## WHAT NEEDS TO BE DONE
Scan the material that follows. Copy every line containing the word "具体内容在相似图形卡组中会解释".

## SOURCE DATA

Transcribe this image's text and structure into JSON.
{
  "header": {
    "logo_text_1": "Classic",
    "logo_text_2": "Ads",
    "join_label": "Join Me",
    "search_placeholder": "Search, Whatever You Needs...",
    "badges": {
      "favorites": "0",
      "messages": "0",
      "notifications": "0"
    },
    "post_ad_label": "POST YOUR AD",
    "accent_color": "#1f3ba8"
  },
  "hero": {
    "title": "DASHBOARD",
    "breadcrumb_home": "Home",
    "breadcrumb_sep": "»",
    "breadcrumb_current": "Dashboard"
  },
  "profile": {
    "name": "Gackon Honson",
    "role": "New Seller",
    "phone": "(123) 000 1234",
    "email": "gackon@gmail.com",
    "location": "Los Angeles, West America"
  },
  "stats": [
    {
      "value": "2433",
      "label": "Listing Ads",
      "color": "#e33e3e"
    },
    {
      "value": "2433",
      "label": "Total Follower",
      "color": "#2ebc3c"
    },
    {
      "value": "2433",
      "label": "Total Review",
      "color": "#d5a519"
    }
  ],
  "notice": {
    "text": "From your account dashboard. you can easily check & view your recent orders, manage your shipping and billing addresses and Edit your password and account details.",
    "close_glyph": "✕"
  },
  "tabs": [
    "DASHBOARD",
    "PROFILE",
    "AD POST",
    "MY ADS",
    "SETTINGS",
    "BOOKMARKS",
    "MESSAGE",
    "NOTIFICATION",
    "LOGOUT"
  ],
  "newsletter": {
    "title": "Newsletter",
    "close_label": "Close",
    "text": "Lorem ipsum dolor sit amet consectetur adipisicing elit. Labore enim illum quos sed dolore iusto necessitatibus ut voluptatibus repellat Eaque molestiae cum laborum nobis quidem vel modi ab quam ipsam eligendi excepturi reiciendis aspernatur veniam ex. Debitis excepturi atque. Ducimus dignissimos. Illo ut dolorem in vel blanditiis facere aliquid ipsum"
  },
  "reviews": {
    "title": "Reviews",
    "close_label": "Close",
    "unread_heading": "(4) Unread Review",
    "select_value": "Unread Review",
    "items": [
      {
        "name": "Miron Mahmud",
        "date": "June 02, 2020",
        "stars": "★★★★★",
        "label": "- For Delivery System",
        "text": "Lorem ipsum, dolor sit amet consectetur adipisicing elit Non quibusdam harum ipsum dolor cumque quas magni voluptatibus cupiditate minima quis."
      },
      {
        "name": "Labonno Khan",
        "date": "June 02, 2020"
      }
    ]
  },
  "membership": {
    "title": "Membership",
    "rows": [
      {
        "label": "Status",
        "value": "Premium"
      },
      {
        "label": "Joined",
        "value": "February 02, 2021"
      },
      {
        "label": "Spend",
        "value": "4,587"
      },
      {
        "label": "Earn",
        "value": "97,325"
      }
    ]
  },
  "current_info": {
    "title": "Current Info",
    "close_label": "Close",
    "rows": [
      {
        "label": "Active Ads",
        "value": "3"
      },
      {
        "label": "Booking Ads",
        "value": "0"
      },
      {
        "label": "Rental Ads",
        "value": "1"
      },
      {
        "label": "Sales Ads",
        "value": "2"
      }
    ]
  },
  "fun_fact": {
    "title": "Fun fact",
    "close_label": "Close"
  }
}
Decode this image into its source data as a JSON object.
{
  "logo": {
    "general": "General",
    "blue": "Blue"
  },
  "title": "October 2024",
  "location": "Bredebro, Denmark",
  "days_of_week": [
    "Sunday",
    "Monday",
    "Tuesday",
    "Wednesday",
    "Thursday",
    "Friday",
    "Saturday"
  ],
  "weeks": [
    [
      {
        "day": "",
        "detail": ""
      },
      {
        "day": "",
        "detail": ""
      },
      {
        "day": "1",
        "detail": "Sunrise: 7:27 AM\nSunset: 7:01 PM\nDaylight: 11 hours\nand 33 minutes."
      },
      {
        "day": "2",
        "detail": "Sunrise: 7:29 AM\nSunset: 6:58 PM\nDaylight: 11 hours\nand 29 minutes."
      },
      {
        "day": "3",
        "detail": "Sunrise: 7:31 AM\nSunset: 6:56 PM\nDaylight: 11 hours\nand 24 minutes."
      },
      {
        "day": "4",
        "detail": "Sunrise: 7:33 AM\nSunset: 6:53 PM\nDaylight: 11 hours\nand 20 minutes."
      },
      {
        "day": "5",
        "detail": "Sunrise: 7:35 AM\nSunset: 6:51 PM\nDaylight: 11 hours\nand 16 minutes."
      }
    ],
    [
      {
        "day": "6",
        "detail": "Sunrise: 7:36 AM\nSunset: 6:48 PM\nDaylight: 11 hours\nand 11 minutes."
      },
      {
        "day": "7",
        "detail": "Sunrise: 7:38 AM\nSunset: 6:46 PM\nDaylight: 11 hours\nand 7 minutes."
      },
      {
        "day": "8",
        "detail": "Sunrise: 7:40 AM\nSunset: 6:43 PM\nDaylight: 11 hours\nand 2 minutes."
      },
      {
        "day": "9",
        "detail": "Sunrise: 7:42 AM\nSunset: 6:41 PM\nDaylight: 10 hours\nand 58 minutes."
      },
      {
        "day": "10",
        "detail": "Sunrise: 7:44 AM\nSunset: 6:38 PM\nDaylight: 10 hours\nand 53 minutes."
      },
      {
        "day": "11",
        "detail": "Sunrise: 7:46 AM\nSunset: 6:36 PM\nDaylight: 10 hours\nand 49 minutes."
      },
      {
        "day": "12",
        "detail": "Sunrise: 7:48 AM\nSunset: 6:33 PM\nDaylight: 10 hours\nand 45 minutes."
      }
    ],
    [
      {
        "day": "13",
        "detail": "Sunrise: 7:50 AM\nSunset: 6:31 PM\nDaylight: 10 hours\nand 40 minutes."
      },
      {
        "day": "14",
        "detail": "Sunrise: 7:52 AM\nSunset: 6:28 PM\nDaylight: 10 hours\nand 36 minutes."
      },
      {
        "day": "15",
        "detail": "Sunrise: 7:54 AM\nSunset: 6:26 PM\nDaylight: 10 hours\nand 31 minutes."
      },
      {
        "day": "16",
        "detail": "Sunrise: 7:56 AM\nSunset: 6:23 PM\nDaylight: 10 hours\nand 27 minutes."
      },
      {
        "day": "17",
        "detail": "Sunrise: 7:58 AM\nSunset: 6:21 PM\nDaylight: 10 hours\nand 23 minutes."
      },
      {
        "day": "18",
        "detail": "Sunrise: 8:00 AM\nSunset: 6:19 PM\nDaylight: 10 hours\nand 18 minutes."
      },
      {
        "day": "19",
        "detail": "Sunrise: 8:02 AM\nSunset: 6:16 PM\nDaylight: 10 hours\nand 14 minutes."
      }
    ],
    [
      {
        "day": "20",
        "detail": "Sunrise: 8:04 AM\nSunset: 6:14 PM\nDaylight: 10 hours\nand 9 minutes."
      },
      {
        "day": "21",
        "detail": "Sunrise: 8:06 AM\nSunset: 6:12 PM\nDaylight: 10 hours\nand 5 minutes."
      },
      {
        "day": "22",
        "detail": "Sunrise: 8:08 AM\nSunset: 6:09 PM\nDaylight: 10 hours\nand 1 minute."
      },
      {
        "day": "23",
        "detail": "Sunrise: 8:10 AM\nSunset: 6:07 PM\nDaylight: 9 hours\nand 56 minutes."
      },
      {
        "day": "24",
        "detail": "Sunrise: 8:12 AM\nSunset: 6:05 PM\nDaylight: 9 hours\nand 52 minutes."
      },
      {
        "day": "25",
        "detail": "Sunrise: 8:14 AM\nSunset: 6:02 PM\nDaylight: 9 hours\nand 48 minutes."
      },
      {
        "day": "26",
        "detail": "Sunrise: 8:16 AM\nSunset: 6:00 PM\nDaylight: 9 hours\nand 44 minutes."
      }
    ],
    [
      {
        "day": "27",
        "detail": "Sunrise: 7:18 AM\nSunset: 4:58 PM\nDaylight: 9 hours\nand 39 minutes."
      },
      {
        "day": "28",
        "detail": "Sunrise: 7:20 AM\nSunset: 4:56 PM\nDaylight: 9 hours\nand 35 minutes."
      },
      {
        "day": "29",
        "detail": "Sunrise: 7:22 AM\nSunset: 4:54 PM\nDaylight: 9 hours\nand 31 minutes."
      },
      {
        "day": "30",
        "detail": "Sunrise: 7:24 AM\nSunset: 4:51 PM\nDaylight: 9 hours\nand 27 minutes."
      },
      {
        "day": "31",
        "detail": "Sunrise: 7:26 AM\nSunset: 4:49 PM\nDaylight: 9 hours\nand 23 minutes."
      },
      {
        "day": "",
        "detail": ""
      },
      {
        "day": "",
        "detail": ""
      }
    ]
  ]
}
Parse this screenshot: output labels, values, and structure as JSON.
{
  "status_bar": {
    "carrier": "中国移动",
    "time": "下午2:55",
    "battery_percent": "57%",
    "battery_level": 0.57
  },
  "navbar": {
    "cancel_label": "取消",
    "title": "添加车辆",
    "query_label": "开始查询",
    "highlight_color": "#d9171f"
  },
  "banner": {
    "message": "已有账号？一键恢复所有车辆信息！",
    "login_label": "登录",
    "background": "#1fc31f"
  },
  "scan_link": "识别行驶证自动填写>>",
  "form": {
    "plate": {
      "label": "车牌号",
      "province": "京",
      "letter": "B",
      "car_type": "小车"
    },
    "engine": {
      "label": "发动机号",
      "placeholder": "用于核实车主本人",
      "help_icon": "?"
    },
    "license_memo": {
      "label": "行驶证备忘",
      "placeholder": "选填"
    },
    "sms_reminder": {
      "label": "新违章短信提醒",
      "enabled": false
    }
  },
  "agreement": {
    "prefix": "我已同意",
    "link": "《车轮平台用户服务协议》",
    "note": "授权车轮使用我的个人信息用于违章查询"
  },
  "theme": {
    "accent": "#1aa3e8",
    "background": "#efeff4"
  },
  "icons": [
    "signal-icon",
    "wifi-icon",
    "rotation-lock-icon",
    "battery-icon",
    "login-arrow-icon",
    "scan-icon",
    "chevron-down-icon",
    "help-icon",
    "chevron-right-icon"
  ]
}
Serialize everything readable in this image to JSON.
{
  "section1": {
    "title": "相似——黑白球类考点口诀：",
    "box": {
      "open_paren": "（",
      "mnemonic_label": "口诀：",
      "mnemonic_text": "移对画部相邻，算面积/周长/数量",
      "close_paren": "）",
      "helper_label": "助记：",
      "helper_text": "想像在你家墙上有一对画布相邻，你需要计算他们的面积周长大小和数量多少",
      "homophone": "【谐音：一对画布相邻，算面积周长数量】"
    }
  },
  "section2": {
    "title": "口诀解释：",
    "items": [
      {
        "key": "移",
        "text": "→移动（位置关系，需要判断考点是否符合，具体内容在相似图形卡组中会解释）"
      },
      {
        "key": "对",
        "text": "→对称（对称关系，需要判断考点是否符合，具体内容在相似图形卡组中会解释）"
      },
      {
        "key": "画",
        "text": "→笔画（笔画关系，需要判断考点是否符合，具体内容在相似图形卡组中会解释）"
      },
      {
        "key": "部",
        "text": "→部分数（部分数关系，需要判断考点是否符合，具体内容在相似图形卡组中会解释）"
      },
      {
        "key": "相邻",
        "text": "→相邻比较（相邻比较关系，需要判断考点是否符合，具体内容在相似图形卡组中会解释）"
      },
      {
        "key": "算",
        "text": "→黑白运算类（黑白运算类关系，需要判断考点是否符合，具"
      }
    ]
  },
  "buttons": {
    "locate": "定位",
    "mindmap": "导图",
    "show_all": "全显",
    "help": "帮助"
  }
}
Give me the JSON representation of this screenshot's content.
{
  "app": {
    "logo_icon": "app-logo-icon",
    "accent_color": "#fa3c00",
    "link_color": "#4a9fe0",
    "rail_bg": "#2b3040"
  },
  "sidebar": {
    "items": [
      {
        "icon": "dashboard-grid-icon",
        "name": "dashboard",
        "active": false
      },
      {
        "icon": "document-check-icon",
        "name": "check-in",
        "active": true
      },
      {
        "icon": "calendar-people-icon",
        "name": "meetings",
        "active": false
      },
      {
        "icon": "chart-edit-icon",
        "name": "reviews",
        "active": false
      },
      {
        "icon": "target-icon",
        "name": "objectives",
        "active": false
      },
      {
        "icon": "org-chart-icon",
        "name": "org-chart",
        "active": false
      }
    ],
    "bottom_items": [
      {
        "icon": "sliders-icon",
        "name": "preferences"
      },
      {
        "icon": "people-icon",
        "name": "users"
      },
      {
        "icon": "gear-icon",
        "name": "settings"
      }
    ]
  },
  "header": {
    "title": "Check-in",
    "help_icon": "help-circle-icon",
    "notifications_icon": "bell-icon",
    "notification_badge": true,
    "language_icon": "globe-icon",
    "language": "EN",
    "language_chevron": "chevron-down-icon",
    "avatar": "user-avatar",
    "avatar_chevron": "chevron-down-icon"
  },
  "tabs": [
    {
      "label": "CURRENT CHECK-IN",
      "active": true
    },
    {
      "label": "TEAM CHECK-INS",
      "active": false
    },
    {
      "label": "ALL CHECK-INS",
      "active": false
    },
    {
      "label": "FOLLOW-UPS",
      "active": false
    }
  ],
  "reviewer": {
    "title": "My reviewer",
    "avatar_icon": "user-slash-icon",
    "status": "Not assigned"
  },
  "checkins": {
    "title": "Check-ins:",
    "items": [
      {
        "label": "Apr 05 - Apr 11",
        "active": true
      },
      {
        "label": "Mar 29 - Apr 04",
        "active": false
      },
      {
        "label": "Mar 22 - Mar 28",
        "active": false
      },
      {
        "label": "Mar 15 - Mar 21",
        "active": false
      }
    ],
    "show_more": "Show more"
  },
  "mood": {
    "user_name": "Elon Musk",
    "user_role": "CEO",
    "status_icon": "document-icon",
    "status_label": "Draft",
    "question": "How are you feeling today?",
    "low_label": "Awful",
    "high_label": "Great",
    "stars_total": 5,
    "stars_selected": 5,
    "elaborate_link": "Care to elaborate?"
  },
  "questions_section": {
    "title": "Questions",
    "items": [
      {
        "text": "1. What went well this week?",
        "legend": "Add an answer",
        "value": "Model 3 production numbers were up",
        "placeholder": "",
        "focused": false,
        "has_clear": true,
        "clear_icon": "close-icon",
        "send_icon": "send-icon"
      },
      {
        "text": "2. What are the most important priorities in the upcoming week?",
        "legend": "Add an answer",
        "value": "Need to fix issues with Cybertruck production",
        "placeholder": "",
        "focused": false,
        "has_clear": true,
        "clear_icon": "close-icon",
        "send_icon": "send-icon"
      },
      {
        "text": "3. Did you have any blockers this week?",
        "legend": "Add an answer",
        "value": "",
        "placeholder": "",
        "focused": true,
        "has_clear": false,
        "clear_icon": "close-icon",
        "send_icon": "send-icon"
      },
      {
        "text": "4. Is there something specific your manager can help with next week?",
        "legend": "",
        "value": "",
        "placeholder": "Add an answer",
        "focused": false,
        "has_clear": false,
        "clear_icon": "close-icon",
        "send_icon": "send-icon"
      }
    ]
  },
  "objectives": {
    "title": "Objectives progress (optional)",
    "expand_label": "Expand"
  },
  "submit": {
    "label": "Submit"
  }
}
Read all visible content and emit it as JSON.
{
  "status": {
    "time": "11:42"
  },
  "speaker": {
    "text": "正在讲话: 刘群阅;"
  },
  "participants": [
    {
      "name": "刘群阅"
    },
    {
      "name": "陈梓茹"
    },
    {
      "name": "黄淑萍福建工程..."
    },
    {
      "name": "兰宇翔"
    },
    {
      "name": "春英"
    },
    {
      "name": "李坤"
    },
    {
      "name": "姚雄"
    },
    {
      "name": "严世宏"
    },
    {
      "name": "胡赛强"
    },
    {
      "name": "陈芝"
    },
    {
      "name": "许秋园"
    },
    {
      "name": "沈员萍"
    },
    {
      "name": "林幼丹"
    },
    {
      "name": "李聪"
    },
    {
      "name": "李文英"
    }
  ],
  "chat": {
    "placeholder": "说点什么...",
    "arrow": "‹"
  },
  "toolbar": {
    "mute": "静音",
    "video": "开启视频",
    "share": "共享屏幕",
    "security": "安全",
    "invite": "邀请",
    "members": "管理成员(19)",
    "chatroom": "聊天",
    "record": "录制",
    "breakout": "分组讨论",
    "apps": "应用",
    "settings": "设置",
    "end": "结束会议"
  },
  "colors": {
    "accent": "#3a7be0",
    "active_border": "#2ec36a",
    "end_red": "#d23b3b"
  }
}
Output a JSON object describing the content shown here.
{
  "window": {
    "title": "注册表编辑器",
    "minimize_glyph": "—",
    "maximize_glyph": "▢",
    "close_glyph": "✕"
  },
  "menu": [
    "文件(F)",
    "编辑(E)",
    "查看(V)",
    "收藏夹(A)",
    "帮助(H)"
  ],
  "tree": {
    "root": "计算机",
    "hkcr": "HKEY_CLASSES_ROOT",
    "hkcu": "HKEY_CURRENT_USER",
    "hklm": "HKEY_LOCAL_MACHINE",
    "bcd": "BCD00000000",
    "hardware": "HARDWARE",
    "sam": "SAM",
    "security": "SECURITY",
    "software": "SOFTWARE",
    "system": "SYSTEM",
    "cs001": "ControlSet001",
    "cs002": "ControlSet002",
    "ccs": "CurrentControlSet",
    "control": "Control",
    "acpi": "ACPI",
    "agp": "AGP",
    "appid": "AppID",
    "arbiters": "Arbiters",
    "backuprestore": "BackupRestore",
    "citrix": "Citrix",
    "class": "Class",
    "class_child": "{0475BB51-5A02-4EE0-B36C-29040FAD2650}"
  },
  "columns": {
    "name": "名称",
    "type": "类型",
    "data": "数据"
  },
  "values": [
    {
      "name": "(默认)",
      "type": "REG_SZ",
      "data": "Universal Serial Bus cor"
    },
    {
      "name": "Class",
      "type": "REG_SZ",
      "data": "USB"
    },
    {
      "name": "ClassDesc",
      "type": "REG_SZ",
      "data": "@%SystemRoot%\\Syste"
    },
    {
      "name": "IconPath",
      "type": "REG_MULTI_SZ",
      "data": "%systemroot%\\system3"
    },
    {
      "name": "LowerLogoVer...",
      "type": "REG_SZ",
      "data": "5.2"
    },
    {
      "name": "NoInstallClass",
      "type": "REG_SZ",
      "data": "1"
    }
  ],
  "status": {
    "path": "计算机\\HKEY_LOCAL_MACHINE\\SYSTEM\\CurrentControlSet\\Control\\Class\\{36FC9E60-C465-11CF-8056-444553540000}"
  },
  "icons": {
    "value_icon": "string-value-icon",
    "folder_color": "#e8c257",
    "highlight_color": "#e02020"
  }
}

## TASK RESPONSE
        "text": "→移动（位置关系，需要判断考点是否符合，具体内容在相似图形卡组中会解释）"
        "text": "→对称（对称关系，需要判断考点是否符合，具体内容在相似图形卡组中会解释）"
        "text": "→笔画（笔画关系，需要判断考点是否符合，具体内容在相似图形卡组中会解释）"
        "text": "→部分数（部分数关系，需要判断考点是否符合，具体内容在相似图形卡组中会解释）"
        "text": "→相邻比较（相邻比较关系，需要判断考点是否符合，具体内容在相似图形卡组中会解释）"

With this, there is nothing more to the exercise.